Despite this, the Judge’s recommendation for an alternative pipeline route that even the company itself is unsupportive of is strikingly similar to another recent state PUC decision for a controversial tar sands pipeline: Keystone XL.
One of President Trump’s first actions as President was to resurrect Keystone XL from its previous rejection. He seemed entirely unaware at the time, that the Nebraska Public Services Commission needed to approve the route through the state before Keystone XL could move forward. When the PSC issued its decision in November 2017, it decided to approve an alternative route rather than TransCanada’s proposed route. This new route requires new agreements with landowners, may require a new environmental impact statement, and a lengthy delay before any pipeline construction can begin, if it ever in fact does. In fact, a recent lawsuit brought by landowners suggests the approval of an alternative route may not have even been a legal decision by the PSC. TransCanada, meanwhile, has to this day held off on issuing a final determination as to whether it will build the pipeline.
The similarities between the “approvals” of alternative routes in the Keystone XL and Line 3 pipelines indicate an emerging shift in the regulatory consensus around pipeline approvals. No longer is it a foregone conclusion that oil and gas pipelines will get what they want, with no regard for public safety, climate concerns, or other impacts. The pressure regulatory bodies are under is no longer one-sided. But much more remains to be done.
The proposed alternative for Line 3 will be more costly than the original plan, by a large margin. Given the economics of pipelines and tar sands projects, these costs represent a major hit to the viability of the project. So the question remains: can Enbridge actually move forward with Line 3 under this scenario? And similar to Keystone XL, are there legal questions yet to be resolved??
The Minnesota Administrative Law Judge was clear that the so-called “need” for the pipeline did not outweigh the costs in any other scenario, and the scenario suggested by the Judge is one not without its own major issues. Was the Judge trying to say “no” without using the letters “N” and “O”, perhaps?
The moves in Nebraska and Minnesota clearly indicate that the decision makers were very uncomfortable with approving these projects, having been exposed to the full suite of evidence, from a very engaged and concerned public..
In the Minnesota case, the Judge talks about the need to move away from fossil fuels in the context of climate change and the fact that the pipeline will only benefit tar sands producers and not Minnesotans. Yet, despite this clear recognition of the costs of this project, the Judge still decided to put forward an approved route that she perhaps knew Enbridge has little interest in pursuing. A poison approval of sorts.
So the inertia still remains, albeit of much less force.
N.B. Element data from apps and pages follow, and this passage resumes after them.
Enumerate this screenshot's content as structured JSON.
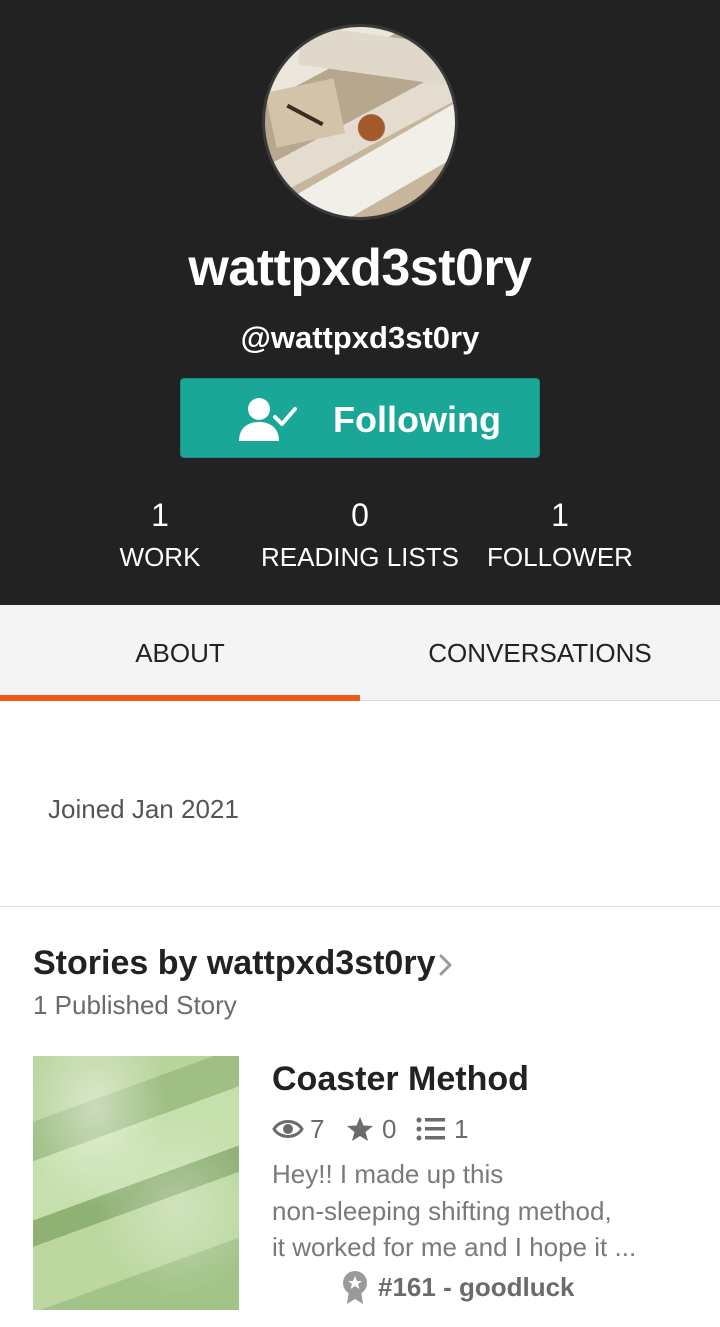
{
  "profile": {
    "display_name": "wattpxd3st0ry",
    "handle": "@wattpxd3st0ry",
    "follow_button_label": "Following",
    "accent_color": "#1ba797"
  },
  "stats": [
    {
      "value": "1",
      "label": "WORK"
    },
    {
      "value": "0",
      "label": "READING LISTS"
    },
    {
      "value": "1",
      "label": "FOLLOWER"
    }
  ],
  "tabs": [
    {
      "label": "ABOUT",
      "active": true
    },
    {
      "label": "CONVERSATIONS",
      "active": false
    }
  ],
  "tab_indicator_color": "#ee5b1a",
  "about": {
    "joined": "Joined Jan 2021"
  },
  "stories_section": {
    "title": "Stories by wattpxd3st0ry",
    "count_label": "1 Published Story"
  },
  "story": {
    "title": "Coaster Method",
    "reads": "7",
    "votes": "0",
    "parts": "1",
    "description_lines": [
      "Hey!! I made up this",
      "non-sleeping shifting method,",
      "it worked for me and I hope it ..."
    ],
    "rank": "#161 - goodluck"
  }
}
Inertia is a hard thing to buck, but pipeline fighters and water protectors are showing they’re up to the task. Now it is up to the five members of the Minnesota Public Utilities Commission – the next decision makers on this project – to face reality and reject the Line 3 pipeline outright.